── Entries shown

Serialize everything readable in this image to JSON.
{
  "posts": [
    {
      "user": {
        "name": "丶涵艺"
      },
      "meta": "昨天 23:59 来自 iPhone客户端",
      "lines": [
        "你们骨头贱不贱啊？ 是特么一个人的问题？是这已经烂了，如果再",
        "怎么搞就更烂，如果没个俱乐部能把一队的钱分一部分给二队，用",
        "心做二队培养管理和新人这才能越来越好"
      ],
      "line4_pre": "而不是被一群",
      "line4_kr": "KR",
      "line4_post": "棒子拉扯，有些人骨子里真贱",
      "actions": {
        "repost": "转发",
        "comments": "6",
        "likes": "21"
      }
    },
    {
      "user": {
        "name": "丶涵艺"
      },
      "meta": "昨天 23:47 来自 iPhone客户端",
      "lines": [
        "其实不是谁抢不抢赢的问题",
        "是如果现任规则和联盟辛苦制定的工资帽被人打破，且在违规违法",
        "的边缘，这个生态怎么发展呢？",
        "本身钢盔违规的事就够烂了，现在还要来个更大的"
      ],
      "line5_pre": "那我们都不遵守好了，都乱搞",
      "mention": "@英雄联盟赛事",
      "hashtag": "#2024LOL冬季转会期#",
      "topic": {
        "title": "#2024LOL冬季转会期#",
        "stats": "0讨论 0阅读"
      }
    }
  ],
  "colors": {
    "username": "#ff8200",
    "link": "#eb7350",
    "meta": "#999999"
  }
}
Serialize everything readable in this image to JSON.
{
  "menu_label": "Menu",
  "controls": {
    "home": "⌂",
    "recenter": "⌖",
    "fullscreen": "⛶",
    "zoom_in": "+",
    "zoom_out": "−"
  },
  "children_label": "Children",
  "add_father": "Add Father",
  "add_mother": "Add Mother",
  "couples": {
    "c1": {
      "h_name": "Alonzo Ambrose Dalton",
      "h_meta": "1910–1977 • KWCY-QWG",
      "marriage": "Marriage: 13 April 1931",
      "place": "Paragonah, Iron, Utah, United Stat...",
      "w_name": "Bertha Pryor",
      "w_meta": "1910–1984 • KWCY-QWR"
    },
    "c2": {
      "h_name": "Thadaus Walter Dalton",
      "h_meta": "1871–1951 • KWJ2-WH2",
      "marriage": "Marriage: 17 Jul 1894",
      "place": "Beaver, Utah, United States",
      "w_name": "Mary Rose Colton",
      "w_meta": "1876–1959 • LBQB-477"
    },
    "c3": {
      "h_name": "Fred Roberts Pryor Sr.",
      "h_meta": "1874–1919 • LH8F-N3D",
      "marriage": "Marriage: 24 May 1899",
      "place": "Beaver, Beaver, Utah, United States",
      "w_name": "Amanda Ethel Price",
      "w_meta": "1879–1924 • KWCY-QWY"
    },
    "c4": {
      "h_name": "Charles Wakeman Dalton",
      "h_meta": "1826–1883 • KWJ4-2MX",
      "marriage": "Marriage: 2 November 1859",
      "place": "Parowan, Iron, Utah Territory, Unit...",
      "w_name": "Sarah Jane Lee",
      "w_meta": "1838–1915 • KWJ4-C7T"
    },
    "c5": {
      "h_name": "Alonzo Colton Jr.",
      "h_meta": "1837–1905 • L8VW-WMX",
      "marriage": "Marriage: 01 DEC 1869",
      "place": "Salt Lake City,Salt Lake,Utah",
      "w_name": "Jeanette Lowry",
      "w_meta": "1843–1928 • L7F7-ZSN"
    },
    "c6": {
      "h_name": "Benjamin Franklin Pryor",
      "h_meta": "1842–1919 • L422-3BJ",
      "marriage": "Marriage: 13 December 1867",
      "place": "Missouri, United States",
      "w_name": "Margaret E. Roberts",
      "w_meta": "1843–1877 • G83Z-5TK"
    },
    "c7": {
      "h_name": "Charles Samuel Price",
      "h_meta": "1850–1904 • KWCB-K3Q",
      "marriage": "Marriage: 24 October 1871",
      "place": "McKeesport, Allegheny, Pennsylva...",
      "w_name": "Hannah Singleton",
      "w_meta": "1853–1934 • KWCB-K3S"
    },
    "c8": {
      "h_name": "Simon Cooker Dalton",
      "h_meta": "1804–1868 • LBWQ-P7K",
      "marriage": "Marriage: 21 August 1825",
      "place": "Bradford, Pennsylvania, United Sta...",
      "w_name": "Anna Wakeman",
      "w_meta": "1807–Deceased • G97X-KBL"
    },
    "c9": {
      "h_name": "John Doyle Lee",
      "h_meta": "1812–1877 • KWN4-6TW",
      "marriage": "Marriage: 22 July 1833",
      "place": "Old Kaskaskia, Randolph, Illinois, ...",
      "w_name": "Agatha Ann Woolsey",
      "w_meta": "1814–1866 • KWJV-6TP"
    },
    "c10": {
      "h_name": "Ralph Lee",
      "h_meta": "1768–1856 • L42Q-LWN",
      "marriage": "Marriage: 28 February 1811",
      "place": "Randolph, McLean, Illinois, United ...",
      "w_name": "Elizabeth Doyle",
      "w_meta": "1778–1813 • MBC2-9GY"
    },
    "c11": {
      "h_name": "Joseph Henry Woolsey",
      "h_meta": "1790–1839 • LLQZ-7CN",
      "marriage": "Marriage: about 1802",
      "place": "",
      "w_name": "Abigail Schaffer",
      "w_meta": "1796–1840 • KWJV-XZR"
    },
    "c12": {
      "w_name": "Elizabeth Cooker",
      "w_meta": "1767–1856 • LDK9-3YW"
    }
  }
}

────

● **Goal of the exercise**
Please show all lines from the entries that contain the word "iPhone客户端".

● **Task result**
      "meta": "昨天 23:59 来自 iPhone客户端",
      "meta": "昨天 23:47 来自 iPhone客户端",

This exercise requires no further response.